App and web page records
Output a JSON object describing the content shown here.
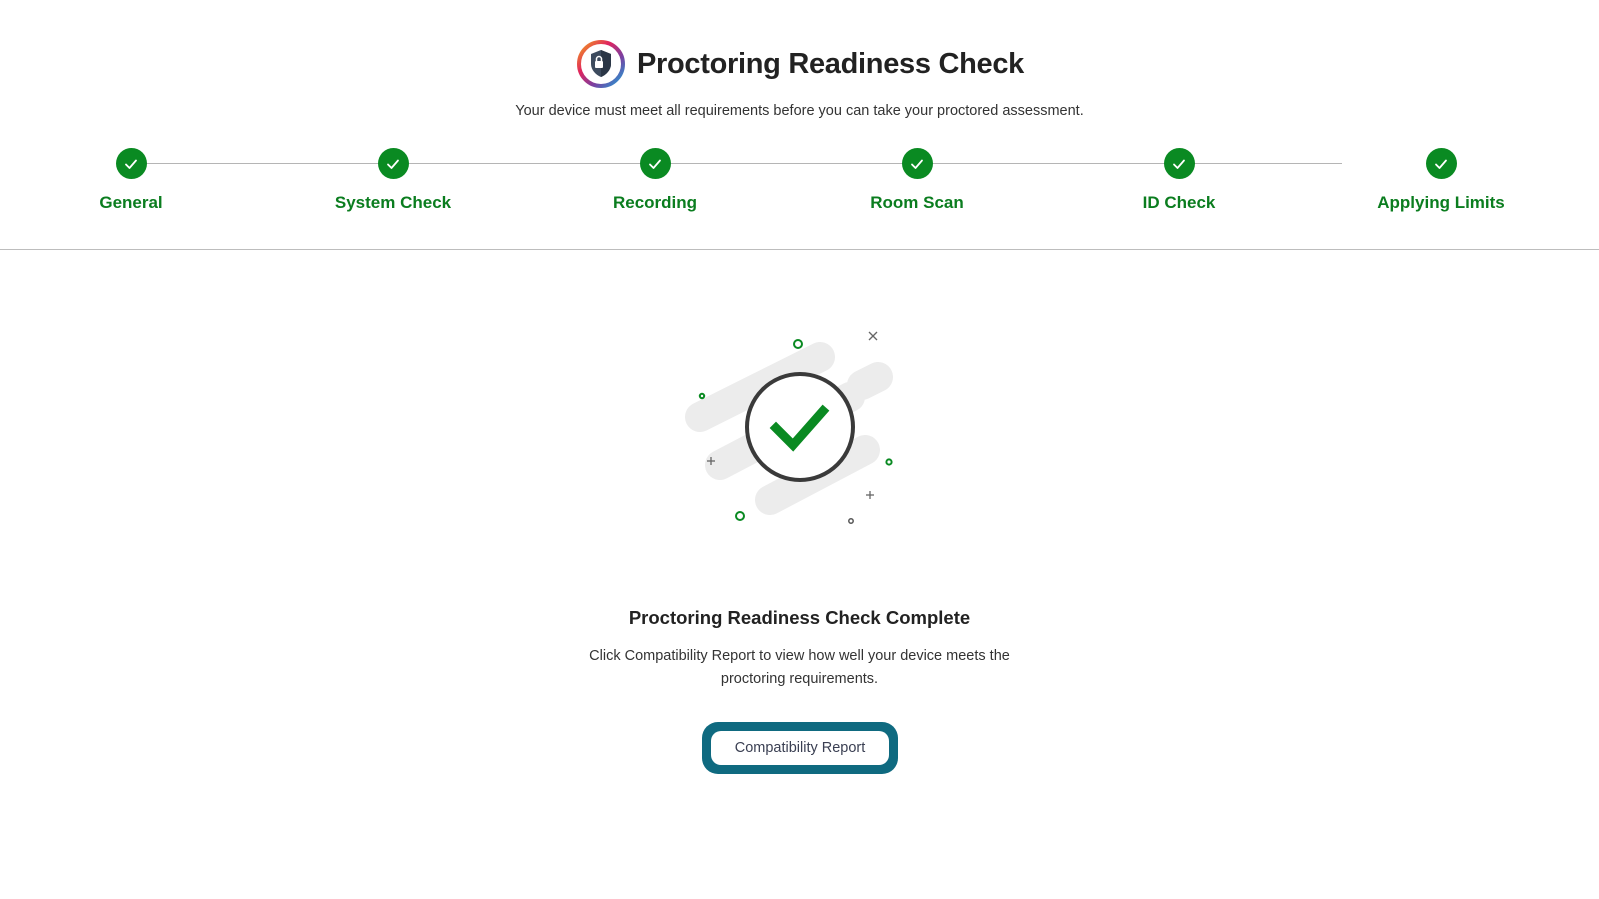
{
  "header": {
    "title": "Proctoring Readiness Check",
    "subtitle": "Your device must meet all requirements before you can take your proctored assessment."
  },
  "steps": [
    {
      "label": "General",
      "status": "complete"
    },
    {
      "label": "System Check",
      "status": "complete"
    },
    {
      "label": "Recording",
      "status": "complete"
    },
    {
      "label": "Room Scan",
      "status": "complete"
    },
    {
      "label": "ID Check",
      "status": "complete"
    },
    {
      "label": "Applying Limits",
      "status": "complete"
    }
  ],
  "result": {
    "title": "Proctoring Readiness Check Complete",
    "description": "Click Compatibility Report to view how well your device meets the proctoring requirements.",
    "button_label": "Compatibility Report"
  },
  "colors": {
    "success": "#0a8a22",
    "step_label": "#0b7d1f",
    "button_border": "#0f6a80"
  },
  "icons": {
    "logo": "shield-lock-icon",
    "step": "checkmark-icon",
    "result": "success-check-icon"
  }
}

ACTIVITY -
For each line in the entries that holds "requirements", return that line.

EXERCISE SOLUTION -
    "subtitle": "Your device must meet all requirements before you can take your proctored assessment."
    "description": "Click Compatibility Report to view how well your device meets the proctoring requirements.",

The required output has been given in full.